Registration is now open for the Climate Change and Livestock: What Next?’ Conference.
The Conference is organised by the Society of Chemical Industry’s (SCI) Agrisciences Group and the British Society of Animal Science, and takes place 2 December, London, United Kingdom.
This conference will start with an introduction to the impact of livestock on climate change and delegates will then be informed of the evidence-based solutions for mitigating environmental footprint of livestock production and adapting our livestock systems to the changing climate. This unique event will provide the attendees with all you need to know about the latest developments around climate change and future livestock production.

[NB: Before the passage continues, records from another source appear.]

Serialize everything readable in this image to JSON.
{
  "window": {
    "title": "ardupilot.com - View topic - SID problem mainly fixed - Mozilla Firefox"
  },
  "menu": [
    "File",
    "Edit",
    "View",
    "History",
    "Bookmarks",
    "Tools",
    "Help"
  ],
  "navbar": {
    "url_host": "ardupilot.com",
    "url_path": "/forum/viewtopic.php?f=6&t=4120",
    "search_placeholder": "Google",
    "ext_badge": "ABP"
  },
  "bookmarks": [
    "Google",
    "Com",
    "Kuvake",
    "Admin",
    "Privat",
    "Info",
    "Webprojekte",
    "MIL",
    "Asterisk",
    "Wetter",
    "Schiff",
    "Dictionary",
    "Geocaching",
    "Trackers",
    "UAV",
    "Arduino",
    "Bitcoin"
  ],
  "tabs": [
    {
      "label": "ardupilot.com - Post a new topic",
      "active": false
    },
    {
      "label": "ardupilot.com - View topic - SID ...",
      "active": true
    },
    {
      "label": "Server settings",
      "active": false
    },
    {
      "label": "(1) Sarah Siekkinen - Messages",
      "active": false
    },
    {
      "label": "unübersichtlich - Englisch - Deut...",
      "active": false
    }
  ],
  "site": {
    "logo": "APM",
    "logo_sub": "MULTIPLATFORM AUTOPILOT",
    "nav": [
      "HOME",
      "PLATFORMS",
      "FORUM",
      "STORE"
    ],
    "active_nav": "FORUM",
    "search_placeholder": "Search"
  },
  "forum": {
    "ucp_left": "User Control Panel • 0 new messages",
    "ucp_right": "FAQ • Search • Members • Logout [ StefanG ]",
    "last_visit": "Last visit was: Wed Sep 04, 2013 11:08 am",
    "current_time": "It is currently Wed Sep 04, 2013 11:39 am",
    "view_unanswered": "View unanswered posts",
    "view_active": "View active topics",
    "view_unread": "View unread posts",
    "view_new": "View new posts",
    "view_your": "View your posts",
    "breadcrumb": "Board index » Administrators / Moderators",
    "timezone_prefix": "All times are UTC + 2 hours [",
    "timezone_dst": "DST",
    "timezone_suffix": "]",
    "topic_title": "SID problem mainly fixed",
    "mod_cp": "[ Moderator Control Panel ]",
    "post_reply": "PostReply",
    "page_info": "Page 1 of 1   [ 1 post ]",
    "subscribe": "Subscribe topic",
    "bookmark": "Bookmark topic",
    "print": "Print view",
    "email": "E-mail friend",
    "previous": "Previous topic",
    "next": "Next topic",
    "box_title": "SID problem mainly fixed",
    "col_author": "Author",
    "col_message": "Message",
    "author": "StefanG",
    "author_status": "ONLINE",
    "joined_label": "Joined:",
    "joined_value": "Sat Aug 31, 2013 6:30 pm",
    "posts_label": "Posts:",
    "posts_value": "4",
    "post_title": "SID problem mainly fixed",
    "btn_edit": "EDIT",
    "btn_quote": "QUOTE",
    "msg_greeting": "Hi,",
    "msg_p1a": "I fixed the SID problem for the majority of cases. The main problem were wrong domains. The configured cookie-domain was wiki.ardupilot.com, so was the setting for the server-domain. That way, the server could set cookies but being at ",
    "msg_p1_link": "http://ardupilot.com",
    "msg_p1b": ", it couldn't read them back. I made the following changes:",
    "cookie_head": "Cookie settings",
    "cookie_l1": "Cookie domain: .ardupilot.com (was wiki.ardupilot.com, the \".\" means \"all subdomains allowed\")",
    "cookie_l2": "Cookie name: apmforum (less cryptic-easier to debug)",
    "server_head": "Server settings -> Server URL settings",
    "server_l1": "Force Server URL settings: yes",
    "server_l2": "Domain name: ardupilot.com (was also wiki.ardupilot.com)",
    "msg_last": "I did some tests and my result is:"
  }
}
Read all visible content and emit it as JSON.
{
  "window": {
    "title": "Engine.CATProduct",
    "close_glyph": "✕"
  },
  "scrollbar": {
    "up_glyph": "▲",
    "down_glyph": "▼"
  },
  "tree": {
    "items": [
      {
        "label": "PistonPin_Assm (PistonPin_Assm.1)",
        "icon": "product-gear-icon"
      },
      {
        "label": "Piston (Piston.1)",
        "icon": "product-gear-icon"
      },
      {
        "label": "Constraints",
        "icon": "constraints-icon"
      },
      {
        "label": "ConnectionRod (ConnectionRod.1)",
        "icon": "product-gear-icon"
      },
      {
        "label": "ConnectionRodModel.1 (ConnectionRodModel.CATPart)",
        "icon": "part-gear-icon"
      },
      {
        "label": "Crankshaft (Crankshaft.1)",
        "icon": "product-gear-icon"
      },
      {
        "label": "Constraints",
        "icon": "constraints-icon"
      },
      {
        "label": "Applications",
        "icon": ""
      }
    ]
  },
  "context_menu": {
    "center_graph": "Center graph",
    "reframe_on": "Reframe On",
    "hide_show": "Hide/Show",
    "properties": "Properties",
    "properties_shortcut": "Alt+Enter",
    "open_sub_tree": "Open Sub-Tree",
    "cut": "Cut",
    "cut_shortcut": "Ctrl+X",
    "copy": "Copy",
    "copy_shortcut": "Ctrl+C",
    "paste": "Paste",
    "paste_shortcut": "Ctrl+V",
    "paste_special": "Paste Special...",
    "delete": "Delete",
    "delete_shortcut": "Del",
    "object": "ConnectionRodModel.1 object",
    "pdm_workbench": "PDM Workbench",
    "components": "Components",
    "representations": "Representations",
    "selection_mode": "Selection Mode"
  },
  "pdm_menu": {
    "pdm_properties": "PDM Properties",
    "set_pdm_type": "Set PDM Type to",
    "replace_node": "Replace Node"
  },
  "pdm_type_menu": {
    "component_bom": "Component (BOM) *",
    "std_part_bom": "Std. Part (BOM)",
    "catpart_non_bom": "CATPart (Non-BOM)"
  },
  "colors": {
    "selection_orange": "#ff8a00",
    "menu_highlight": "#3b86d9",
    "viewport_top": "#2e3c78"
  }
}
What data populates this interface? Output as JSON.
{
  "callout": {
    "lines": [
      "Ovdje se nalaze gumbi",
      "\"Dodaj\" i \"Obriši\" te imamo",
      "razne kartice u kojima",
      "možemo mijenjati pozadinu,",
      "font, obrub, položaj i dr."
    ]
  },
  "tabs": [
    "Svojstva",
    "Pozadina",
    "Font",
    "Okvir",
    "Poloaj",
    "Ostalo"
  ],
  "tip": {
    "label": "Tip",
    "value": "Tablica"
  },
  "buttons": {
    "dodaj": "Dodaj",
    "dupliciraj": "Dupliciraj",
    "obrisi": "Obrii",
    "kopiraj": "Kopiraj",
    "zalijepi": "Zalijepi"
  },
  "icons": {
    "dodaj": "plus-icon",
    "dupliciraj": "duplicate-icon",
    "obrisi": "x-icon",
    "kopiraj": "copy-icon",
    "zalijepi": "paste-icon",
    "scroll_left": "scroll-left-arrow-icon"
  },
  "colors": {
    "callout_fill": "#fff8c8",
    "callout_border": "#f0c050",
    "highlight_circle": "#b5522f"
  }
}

This will be a unique opportunity to learn about, and discuss with experts in the field, climate change and livestock production, whilst expanding your relevant network and developing new partnerships. This event is aimed at people of all career stages and will be of particular interest to the following:
- Stakeholders across the animal food production chain, including feed producers, farmers, consultants, animal nutritionists and breeders, forage breeders and agronomists, machinery and precision technology developers and suppliers.
- Stakeholders across the animal food processing chain, including wholesalers, processors, and retailers.
- Specialists in all areas of livestock production, greenhouse gas emissions, climate change and environmental modelling; as well as students and early-career researchers in these fields.
- Those who are seeking evidence-based information around livestock and climate change and eager to learn about realistic technical solutions for mitigation of livestock greenhouse gas emissions and adaptation of livestock to the changing climate.
- Consumers and those involved in policy-making, who are keen to make informed decisions at individual and national level, respectively.
To register please, please click here.
A team of researchers at the University of Sheffield have used a specific UK mill and bakery as a model for the environmental cost of producing a loaf of bread.
They collected and analysed data for emissions involved at every step of the process, including growing the wheat, fertilising it, harvesting the crop, transporting the grains to the mill, grinding the grains into flour, transporting the flour to a bakery and then baking and packaging a loaf of bread. Many stages were energy intensive and involved with emissions — for example, the machinery involved with tilling the soil, harvesting, and irrigation, or the electricity required to operate the mill and the bakery. But the vast majority of emissions — nearly 66 percent — came from growing wheat, with 40 percent attributable just to the use of ammonium nitrate fertilisers.
Read the article here
A call for abstracts has been announced ahead of the 6th Symposium on Soil Organic Matter to be held 3-7 September 2017 in Harpenden, UK.
Abstracts are invited for the following themes:
• Session 1: Global Perspectives (invited speakers only)
• Session 2: Modelling SOM: from soil pore to climate change
• Session 3: Methods 1: Visualising SOM
• Session 4: Methods 2: Quantifying pools and fluxes of SOM
• Session 5: Soil Health 1: Biological interactions
• Session 6: Soil Health 2: The role of decomposition
• Session 7: SOM as Natural Capital
The deadline for abstract submission is 15 April 2017.
Find information on submitting abstracts here
Register for the conference here
Visit the conference website: www.som2017.org